Boys, Hell, and the Politics of Vagina Voting
Brian Foley
Interview With a Bernie Broad: We Need to Start Focusing on Positions and Stop Relying on Sexism
February 08, 2016
Paul Craig Roberts – Michael Hudson
Privatization: the Atlanticist Tactic to Attack Russia
Mumia Abu-Jamal
Water War Against the Poor: Flint and the Crimes of Capital
John V. Walsh
Did Hillary’s Machine Rig Iowa? The Highly Improbable Iowa Coin Tosses
Vincent Emanuele
The Curse and Failure of Identity Politics
Eliza A. Webb
Hillary Clinton’s Populist Charade
Uri Avnery
Optimism of the Will
Roy Eidelson Trudy Bond, Stephen Soldz, Steven Reisner, Jean Maria Arrigo, Brad Olson, and Bryant Welch
Preserve Do-No-Harm for Military Psychologists: Coalition Responds to Department of Defense Letter to the APA
Patrick Cockburn
Oil Prices and ISIS Ruin Kurdish Dreams of Riches
Binoy Kampmark
Julian Assange, the UN and Meanings of Arbitrary Detention
Shamus Cooke
The Labor Movement’s Pearl Harbor Moment

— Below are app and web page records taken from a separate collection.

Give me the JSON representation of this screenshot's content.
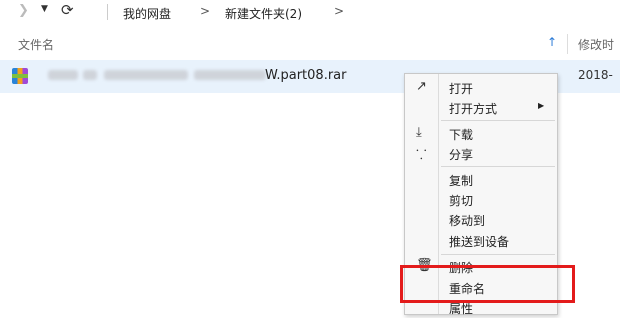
{
  "toolbar": {
    "back_icon": "chevron-right-icon",
    "dropdown_icon": "triangle-down-icon",
    "refresh_icon": "refresh-icon"
  },
  "breadcrumb": {
    "root": "我的网盘",
    "separator": ">",
    "folder": "新建文件夹(2)"
  },
  "columns": {
    "name": "文件名",
    "modified": "修改时"
  },
  "file": {
    "name_visible_suffix": "W.part08.rar",
    "date": "2018-",
    "icon": "rar-archive-icon"
  },
  "context_menu": {
    "items": [
      {
        "label": "打开",
        "icon": "open-arrow-icon"
      },
      {
        "label": "打开方式",
        "submenu": true
      },
      {
        "label": "下载",
        "icon": "download-icon"
      },
      {
        "label": "分享",
        "icon": "share-icon"
      },
      {
        "label": "复制"
      },
      {
        "label": "剪切"
      },
      {
        "label": "移动到"
      },
      {
        "label": "推送到设备"
      },
      {
        "label": "删除",
        "icon": "trash-icon"
      },
      {
        "label": "重命名"
      },
      {
        "label": "属性"
      }
    ]
  },
  "highlight_color": "#e31b1b",
  "selection_color": "#e8f2fc"
}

W. T. Whitney
Cuba, War and Ana Belen Montes
Jim Goodman
Congress Must Kill the Trans Pacific Partnership
Peter White
Meeting John Ross
Colin Todhunter

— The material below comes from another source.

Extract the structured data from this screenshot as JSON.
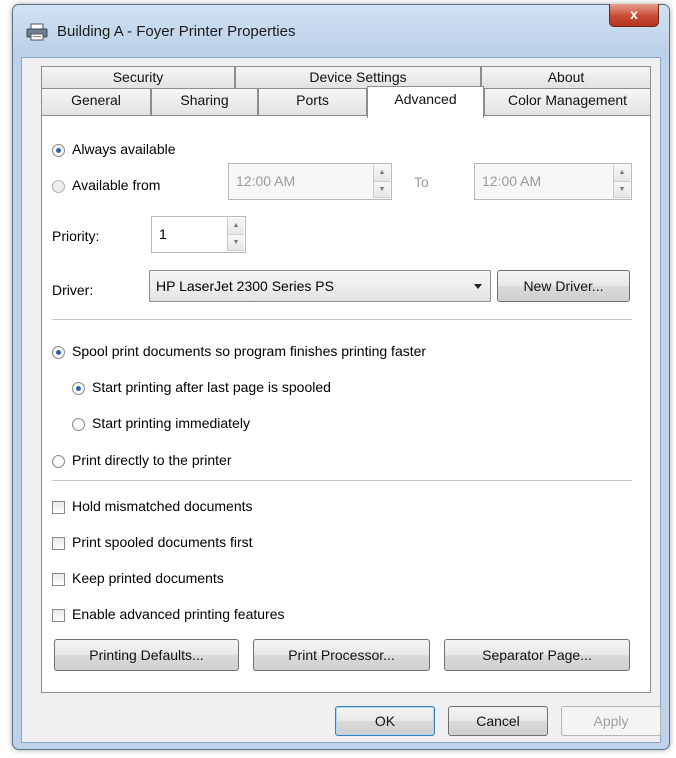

Organic Agriculture, Capitalism and the Parallel World of the Pro-GMO Evangelist
Ralph Nader
They’re Just Not Answering!
Cesar Chelala
Beware of the Harm on Eyes Digital Devices Can Cause
Weekend Edition
February 5-7, 2016
Jeffrey St. Clair
When Chivalry Fails: St. Bernard and the Machine
Leonard Peltier
My 40 Years in Prison
John Pilger
Freeing Julian Assange: the Final Chapter
Garry Leech
Terrifying Ted and His Ultra-Conservative Vision for America
Andrew Levine
Smash Clintonism: Why Democrats, Not Republicans, are the Problem
William Blum
Is Bernie Sanders a “Socialist”?
Daniel Raventós - Julie Wark
We Can’t Afford These Billionaires
Enrique C. Ochoa
Super Bowl 50: American Inequality on Display
Jonathan Cook
The Liberal Hounding of Julian Assange: From Alex Gibney to The Guardian
George Wuerthner
How the Bundy Gang Won
Mike Whitney
Peace Talks “Paused” After Putin’s Triumph in Aleppo 
Ted Rall
Hillary Clinton: the Good, the Bad and the Ugly
Gary Leupp
Is a “Socialist” Really Unelectable? The Potential Significance of the Sanders Campaign
Vijay Prashad
The Fault Line of Race in America
Eoin Higgins
Please Clap: the Jeb Bush Campaign Pre-Mortem
FacebookTwitterGoogle+RedditEmail